I went to see if I could find some interesting or odd details about chocolate covered cherries when I was brought up short by the SHOCKING number of recipes online for making your own chocolate covered cherries.

choc_cherries

Don’t misunderstand. I love chocolate covered cherries but at no time, in no way and in no circumstances that I could ever imagine would I make them. Who does that? Anyone?

10 Best (Non-Baking) Uses for Bicarb

Before anyone asks: yes, my fellow Americans – bicarbonate of soda is the same as baking soda. Now that we’re on the same page – Happy Bicarbonate of Soda Day!

There was a time when I assumed the only thing bicarb was good for was, once mixed in with water, as a hangover remedy. These days I bake more so I realize there’s more to it than that. But I’ve also realized in the past year or so, that its usefulness as a tool in the cleaning arsenal around the house is unrivaled. Well, only rivaled by lemons. Between bicarb and lemons, I hardly need anything else.

Bicarb_lemon

I’ve been switching to greener cleaning options these days – for a number of reasons, chief among which is the obsession that cleaning product manufacturers have these days about scenting EVERYTHING. They clearly have a very different understanding of the word “lemony” or the phrase “pine fresh scent” than I do. YUCK!

baking-soda-for-cleaning

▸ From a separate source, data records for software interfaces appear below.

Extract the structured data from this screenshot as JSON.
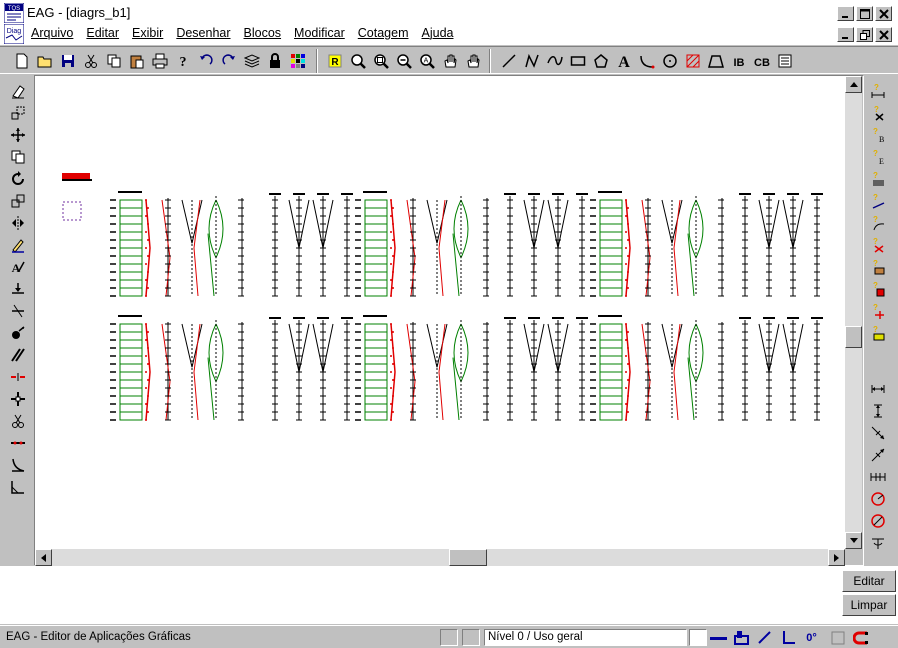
{
  "window": {
    "title": "EAG - [diagrs_b1]",
    "app_icon_text": "TQS"
  },
  "menu": {
    "doc_icon_text": "Diag",
    "items": [
      "Arquivo",
      "Editar",
      "Exibir",
      "Desenhar",
      "Blocos",
      "Modificar",
      "Cotagem",
      "Ajuda"
    ]
  },
  "toolbar": {
    "file_tools": [
      "new-icon",
      "open-icon",
      "save-icon",
      "cut-icon",
      "copy-icon",
      "paste-icon",
      "print-icon",
      "help-icon",
      "undo-icon",
      "redo-icon",
      "layers-icon",
      "lock-icon",
      "grid-icon"
    ],
    "view_tools": [
      "redraw-icon",
      "zoom-icon",
      "zoom-window-icon",
      "zoom-out-icon",
      "zoom-all-icon",
      "pan-icon",
      "pan-hand-icon"
    ],
    "draw_tools": [
      "line-icon",
      "polyline-icon",
      "curve-icon",
      "rectangle-icon",
      "polygon-icon",
      "text-icon",
      "arc-icon",
      "circle-icon",
      "hatch-icon",
      "trapezoid-icon",
      "insert-block-icon",
      "create-block-icon",
      "block-list-icon"
    ],
    "redraw_label": "R",
    "text_label": "A",
    "insert_block_label": "IB",
    "create_block_label": "CB"
  },
  "left_tools": [
    "erase-icon",
    "scale-icon",
    "move-icon",
    "copy-icon",
    "rotate-icon",
    "stretch-icon",
    "mirror-icon",
    "edit-icon",
    "edit-text-icon",
    "extend-icon",
    "trim-icon",
    "fillet-icon",
    "offset-icon",
    "break-icon",
    "array-icon",
    "cut-icon",
    "divide-icon",
    "chamfer-icon",
    "corner-icon"
  ],
  "right_tools_top": [
    "dim-horizontal-icon",
    "dim-delete-icon",
    "dim-b-icon",
    "dim-e-icon",
    "dim-stack-icon",
    "dim-aligned-icon",
    "dim-curve-icon",
    "dim-cross-icon",
    "dim-box-icon",
    "dim-block-icon",
    "dim-move-icon",
    "dim-list-icon"
  ],
  "right_tools_bottom": [
    "dim-linear-icon",
    "dim-vertical-icon",
    "dim-diagonal-icon",
    "dim-diagonal2-icon",
    "dim-chain-icon",
    "dim-radius-icon",
    "dim-diameter-icon",
    "dim-angle-icon"
  ],
  "buttons": {
    "editar": "Editar",
    "limpar": "Limpar"
  },
  "status": {
    "text": "EAG - Editor de Aplicações Gráficas",
    "nivel": "Nível 0 / Uso geral",
    "angle_label": "0°"
  },
  "colors": {
    "green": "#008000",
    "red": "#e00000",
    "blue": "#0000a0"
  }
}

So, I thought to mark the occasion of Bicarbonate of Soda Day, I thought I’d round up a few of the ways I used bicarb around the house. You may find a useful tip or two – and by all means, share any others you might have.

Continue reading “10 Best (Non-Baking) Uses for Bicarb”